讲座：Big 4 Auditors, Litigation Risk, and Disclosure Tone
题 目：Big 4 Auditors, Litigation Risk, and Disclosure Tone
讲座嘉宾：Ling Lei Lisic，Associate Professor, Department of Accounting and Information Systems, Pamplin College of Business, Virginia Polytechnic Institute and State University
地 点：上海交通大学 徐汇校区包图A303室
“We examine the effect of Big 4 auditors on management’s use of optimistic language in audited financial reports. While regulators and practitioners consider the audit of disclosures to be increasingly important, empirical evidence of an auditor’s effect on management’s qualitative disclosure choices is limited. Focusing on the notes to the financial statements, which are the primary disclosure item subject to audit, we find that the tone of the qualitative footnote disclosures is significantly more reflective of bad economic news in the presence of a Big 4 auditor compared with a non-Big 4 auditor. This Big 4 effect on footnote disclosure tone is more pronounced for the subsample of companies with high litigation risks. Our inferences continue to hold for matched samples constructed using coarsened exact matching and entropy balancing to control for inherent differences between clients of Big 4 and non-Big 4 auditors. In contrast, when we examine Management’s Discussion and Analysis, which is not subject to audit, we do not find a Big 4 effect on the sensitivity of its tone to bad news. Our results are consistent with higher litigation exposure motivating Big 4 auditors to constrain management’s use of optimistic language while auditing financial reports. This research provides new evidence to the ongoing regulatory discussions regarding the value of auditing disclosures.”

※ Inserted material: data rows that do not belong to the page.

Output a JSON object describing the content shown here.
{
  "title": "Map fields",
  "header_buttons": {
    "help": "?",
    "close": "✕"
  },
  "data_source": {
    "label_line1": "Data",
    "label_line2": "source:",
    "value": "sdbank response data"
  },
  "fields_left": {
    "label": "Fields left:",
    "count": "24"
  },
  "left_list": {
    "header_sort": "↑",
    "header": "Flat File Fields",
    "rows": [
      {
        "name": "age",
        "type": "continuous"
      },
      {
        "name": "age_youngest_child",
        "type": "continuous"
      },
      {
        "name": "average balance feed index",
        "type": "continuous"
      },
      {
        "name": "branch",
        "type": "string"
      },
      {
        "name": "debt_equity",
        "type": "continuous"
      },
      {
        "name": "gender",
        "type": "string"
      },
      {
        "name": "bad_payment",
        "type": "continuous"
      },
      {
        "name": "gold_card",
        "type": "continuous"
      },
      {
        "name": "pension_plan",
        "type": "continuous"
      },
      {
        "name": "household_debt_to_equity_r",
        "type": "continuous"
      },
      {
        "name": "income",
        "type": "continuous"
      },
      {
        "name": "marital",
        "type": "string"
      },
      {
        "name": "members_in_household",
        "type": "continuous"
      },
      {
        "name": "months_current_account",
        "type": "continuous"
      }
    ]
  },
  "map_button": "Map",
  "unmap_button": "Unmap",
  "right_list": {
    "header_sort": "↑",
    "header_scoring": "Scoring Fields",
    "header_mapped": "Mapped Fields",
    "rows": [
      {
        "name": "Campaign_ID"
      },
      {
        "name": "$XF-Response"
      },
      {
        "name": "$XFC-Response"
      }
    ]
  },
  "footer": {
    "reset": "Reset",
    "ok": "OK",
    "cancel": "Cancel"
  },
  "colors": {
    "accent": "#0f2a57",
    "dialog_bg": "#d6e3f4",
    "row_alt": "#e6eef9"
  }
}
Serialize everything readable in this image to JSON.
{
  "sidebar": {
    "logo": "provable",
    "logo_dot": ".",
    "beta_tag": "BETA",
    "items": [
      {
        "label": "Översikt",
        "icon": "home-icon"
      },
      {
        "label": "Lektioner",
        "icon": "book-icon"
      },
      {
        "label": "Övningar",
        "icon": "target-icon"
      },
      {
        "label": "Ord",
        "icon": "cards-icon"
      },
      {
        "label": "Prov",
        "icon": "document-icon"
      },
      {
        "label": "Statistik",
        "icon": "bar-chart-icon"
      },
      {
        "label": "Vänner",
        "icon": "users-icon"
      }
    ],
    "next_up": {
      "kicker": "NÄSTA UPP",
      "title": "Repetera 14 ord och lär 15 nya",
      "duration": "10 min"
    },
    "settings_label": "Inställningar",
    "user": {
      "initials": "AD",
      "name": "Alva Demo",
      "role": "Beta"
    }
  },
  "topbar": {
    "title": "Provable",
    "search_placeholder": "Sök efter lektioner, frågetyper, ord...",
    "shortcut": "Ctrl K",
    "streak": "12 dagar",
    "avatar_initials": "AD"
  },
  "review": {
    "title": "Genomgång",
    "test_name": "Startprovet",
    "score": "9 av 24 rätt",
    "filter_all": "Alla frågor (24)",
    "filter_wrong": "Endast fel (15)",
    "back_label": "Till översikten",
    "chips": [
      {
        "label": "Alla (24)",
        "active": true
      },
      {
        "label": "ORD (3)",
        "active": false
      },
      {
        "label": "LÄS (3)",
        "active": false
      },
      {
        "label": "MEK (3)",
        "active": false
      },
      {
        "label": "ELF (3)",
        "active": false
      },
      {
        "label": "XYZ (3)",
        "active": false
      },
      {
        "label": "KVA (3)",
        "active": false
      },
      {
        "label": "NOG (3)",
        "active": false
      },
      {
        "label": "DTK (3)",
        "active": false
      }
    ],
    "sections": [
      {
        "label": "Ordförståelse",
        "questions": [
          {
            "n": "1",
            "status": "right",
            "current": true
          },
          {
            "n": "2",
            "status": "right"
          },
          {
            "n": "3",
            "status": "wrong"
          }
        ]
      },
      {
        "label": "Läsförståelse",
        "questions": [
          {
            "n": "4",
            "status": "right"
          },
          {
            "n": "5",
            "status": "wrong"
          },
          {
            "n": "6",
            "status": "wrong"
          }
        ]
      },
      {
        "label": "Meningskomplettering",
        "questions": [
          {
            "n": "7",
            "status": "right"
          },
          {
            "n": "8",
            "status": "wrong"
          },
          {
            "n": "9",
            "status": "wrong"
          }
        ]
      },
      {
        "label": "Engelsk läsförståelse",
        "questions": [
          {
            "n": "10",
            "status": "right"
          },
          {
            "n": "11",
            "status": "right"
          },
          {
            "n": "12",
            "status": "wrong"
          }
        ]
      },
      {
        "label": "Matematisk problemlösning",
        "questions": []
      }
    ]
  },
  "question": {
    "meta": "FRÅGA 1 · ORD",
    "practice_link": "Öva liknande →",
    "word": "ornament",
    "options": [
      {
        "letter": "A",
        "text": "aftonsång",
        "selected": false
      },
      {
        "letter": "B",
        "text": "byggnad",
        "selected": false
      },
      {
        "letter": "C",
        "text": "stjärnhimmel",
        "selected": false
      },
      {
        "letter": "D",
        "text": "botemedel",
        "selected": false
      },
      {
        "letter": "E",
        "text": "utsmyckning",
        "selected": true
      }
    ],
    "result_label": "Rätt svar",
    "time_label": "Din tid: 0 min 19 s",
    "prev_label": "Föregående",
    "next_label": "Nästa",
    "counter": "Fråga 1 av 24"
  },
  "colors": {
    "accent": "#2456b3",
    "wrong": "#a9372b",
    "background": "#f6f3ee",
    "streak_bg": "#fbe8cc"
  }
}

Ling Lei Lisic joined the Pamplin College of Business at Virginia Tech in the fall of 2017 as an Associate Professor. Before this, she taught at George Mason University for nine years after receiving her Ph.D. from the University of Connecticut in 2008. Her research interests focus on archival tests of economic theories of auditing and financial accounting. Her research has appeared in premier business journals such as The Accounting Review,Journal of Accounting and Economics, Journal of Financial Economics,Production and Operations Management, and Contemporary Accounting Research. She has served as a guest editor for Journal of Business Researchand is currently on the editorial boards of Auditing: A Journal of Practice and Theory and Journal of International Accounting Research. She also serves as an ad hoc reviewer for many leading accounting journals such as The Accounting Review and Contemporary Accounting Research. She was a Co-Chair of the 2017 AAA Auditing Section Midyear Meeting and is the Chair of the Auditing Section Research Committee.
Her teaching interests are in auditing, financial accounting and managerial accounting, at the Ph.D., master, and undergraduate levels. She has taught Auditing and Intermediate Financial Accounting I to master and undergraduate students, Introductory Financial Accounting to master and undergraduate students, and Introductory Managerial Accounting to undergraduate students.